→ WHAT IS REQUIRED
Each line below that includes the word "title" is to be reported.

• • •

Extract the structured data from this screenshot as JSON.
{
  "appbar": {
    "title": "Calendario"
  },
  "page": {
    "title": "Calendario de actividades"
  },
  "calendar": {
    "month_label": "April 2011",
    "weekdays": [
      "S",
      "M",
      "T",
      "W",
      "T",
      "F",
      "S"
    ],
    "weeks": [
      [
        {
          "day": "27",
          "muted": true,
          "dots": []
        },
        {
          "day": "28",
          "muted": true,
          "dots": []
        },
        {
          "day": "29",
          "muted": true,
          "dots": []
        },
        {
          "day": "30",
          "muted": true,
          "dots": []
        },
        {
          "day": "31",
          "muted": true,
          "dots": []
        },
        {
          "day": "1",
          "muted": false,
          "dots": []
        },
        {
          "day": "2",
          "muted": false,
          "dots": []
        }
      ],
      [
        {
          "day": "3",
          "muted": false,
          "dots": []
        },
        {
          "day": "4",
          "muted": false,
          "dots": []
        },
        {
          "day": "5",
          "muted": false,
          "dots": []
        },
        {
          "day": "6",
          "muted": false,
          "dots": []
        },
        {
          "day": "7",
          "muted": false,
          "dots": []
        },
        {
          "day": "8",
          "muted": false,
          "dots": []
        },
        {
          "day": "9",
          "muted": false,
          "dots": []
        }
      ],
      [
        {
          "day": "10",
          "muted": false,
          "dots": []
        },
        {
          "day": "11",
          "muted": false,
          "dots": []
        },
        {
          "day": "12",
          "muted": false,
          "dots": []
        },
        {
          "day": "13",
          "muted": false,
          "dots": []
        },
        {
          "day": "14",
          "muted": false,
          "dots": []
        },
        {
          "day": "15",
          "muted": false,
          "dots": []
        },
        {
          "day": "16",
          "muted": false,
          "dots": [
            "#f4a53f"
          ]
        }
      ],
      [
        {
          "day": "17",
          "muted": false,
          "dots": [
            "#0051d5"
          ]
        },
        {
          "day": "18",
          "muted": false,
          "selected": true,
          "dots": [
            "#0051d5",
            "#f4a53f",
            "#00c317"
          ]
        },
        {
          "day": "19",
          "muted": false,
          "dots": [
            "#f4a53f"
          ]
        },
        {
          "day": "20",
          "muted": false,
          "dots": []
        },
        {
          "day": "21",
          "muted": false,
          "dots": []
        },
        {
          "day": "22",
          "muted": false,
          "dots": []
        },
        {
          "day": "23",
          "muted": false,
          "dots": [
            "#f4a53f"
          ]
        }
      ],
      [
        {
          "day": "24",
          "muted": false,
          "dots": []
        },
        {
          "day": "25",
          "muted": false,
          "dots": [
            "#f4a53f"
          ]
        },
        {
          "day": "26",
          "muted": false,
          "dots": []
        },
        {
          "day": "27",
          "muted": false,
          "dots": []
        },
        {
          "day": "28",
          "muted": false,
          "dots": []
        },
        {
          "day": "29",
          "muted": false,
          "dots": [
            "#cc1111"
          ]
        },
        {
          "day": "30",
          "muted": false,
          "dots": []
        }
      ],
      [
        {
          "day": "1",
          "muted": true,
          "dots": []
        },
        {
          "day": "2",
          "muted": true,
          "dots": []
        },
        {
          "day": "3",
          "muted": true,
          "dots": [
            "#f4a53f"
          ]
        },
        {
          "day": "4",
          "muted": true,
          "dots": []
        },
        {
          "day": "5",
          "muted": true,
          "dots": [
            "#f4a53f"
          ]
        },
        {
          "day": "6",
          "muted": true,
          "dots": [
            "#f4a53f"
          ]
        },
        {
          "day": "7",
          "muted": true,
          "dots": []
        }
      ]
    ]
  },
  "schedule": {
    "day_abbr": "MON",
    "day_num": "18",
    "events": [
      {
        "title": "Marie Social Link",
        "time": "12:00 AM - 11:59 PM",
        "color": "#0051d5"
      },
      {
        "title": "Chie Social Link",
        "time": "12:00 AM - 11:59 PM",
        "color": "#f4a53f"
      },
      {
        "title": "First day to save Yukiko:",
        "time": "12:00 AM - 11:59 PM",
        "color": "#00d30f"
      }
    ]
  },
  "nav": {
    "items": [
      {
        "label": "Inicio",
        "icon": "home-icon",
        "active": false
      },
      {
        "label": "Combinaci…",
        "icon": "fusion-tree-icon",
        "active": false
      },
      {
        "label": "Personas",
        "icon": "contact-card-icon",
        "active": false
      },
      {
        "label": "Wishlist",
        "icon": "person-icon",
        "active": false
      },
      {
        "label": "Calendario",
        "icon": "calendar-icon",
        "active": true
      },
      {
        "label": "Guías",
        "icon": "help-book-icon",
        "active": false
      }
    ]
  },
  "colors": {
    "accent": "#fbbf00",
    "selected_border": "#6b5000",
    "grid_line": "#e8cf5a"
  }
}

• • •

→ SOLUTION TO THIS EXERCISE
    "title": "Calendario"
    "title": "Calendario de actividades"
        "title": "Marie Social Link",
        "title": "Chie Social Link",
        "title": "First day to save Yukiko:",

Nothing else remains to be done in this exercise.